[Data records for software interfaces]
= Beginning of Section =

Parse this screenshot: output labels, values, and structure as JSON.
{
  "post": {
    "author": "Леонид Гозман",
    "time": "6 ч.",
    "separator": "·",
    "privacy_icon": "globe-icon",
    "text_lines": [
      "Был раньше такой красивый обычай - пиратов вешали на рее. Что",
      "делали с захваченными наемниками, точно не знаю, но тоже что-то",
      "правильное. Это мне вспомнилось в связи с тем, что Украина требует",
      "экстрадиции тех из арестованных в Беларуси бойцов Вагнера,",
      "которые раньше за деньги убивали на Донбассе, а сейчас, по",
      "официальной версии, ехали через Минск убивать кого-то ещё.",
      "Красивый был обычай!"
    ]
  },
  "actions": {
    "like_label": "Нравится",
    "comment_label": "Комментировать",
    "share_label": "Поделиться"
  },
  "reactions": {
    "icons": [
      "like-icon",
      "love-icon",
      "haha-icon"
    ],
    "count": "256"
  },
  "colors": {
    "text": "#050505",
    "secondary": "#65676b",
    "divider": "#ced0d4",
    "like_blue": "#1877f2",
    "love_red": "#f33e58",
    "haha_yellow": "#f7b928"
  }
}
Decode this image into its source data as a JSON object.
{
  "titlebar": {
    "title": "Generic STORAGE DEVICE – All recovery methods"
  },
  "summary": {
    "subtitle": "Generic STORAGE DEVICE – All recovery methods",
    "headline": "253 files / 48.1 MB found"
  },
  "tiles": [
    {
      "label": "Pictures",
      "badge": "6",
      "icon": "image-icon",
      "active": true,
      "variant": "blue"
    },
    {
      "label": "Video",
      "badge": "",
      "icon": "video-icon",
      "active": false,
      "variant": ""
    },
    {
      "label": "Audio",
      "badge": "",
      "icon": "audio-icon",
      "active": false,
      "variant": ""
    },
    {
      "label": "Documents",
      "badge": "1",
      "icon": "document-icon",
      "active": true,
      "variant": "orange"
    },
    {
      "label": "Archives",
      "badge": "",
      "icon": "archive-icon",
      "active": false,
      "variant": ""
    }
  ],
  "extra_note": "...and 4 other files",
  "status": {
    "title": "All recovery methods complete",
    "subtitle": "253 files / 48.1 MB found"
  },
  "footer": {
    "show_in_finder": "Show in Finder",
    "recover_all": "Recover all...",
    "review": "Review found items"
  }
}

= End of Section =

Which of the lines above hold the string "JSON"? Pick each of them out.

SOLUTION TO THIS TASK:
Parse this screenshot: output labels, values, and structure as JSON.
Decode this image into its source data as a JSON object.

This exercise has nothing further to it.